Customarily, a bridge loan becomes due as soon as six months and up to three years. Extensions may be needed if a sale on your home has not closed by that time. The main benefit of a bridge loan is that it allows you to purchase your new home and not make the payments on the old home is sold. Once the old home is sold, the loan balance becomes due, along with all accumulated interest.
HELOC. Another way to access short-term financing is through a HELOC. HELOCs are more readily available to a homeowner with good credit and enough equity in the home to cover the amount of funds the homeowner needs. A HELOC is much less expensive than a bridge loan. Not only is a HELOC easier to obtain and cheaper than a bridge loan for creditworthy borrowers, a HELOC gives you the flexibility of accessing only the amount of funds you need on an ongoing basis. You pay interest only on the amount of credit you actually use.
Another advantage to a HELOC is the initial repayment period often requires interest-only payments. You may not have to repay any principal for a set period of time, or until your home is sold. This gives you time to shop for a new home, homeowners insurance and wait for a qualified buyer for your existing home. When your home is sold, you can pay off the HELOC.
Things to Consider
Whether you use a bridge loan or a HELOC, you should apply for it and close before you list your home for sale. Some lenders will not qualify you for a loan if your home is listed for sale. Additionally, your lender will factor these loans in when qualifying you for the loan on your new home.
Which of These Loans Would Be Best for You?
A HELOC is the best option but only if you can afford the payments on the HELOC, the old mortgage, the new mortgage, and any other debt obligations you may have. A bridge loan may be more expensive but you do not have to make payments on it or the old mortgage until the home is sold. If you are not sure, you can arrange a HELOC and have it in your back pocket when you start looking for your new home. The HELOC will be available if and when you need it. It costs you very little, and you pay nothing on it until you access the credit.

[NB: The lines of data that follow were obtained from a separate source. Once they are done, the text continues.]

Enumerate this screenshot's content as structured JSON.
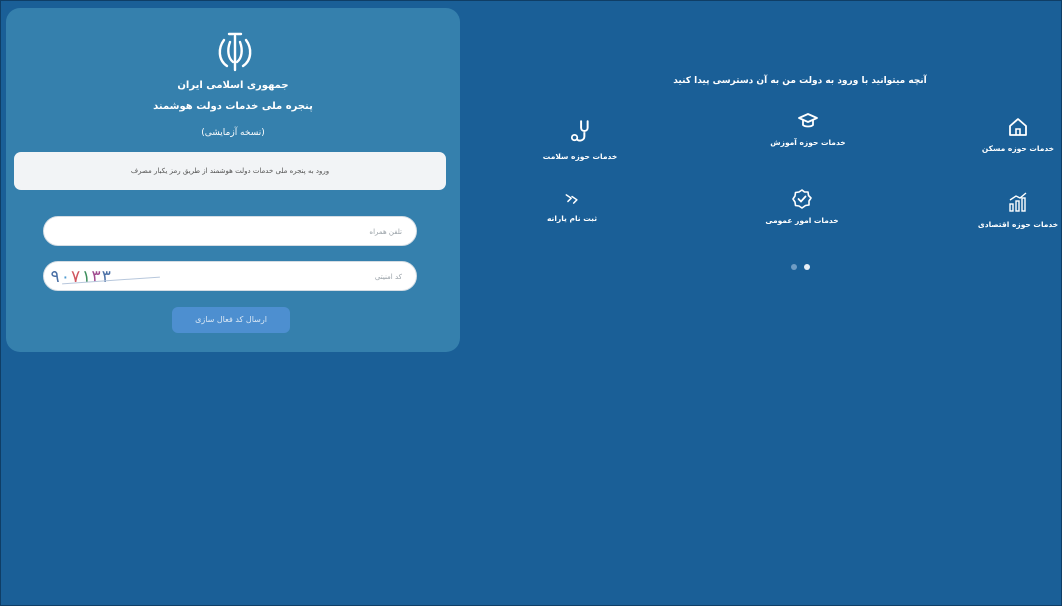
{
  "login": {
    "title_line1": "جمهوری اسلامی ایران",
    "title_line2": "پنجره ملی خدمات دولت هوشمند",
    "title_line3": "(نسخه آزمایشی)",
    "notice": "ورود به پنجره ملی خدمات دولت هوشمند از طریق رمز یکبار مصرف",
    "phone_placeholder": "تلفن همراه",
    "captcha_placeholder": "کد امنیتی",
    "captcha_text": [
      "۹",
      "۰",
      "۷",
      "۱",
      "۳",
      "۳"
    ],
    "submit_label": "ارسال کد فعال سازی"
  },
  "services": {
    "title": "آنچه میتوانید با ورود به دولت من به آن دسترسی پیدا کنید",
    "items": [
      {
        "label": "خدمات حوزه مسکن",
        "icon": "house-icon"
      },
      {
        "label": "خدمات حوزه آموزش",
        "icon": "graduation-cap-icon"
      },
      {
        "label": "خدمات حوزه سلامت",
        "icon": "stethoscope-icon"
      },
      {
        "label": "خدمات حوزه اقتصادی",
        "icon": "growth-chart-icon"
      },
      {
        "label": "خدمات امور عمومی",
        "icon": "badge-check-icon"
      },
      {
        "label": "ثبت نام یارانه",
        "icon": "subsidy-icon"
      }
    ],
    "carousel_active_index": 1
  },
  "colors": {
    "background": "#1a5f97",
    "panel": "#3580ad",
    "button": "#4d8fd0"
  }
}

Let Fairfax Mortgage Investments help you with your short term financing needs. Contact their loan officers to see how they can help. Fairfax Mortgage has more than three decades of experience in the business and have helped homeowners throughout Northern Virginia, Maryland, and Washington DC obtain the funding they need to ‘bridge the gap.’ Get started online or call their office today.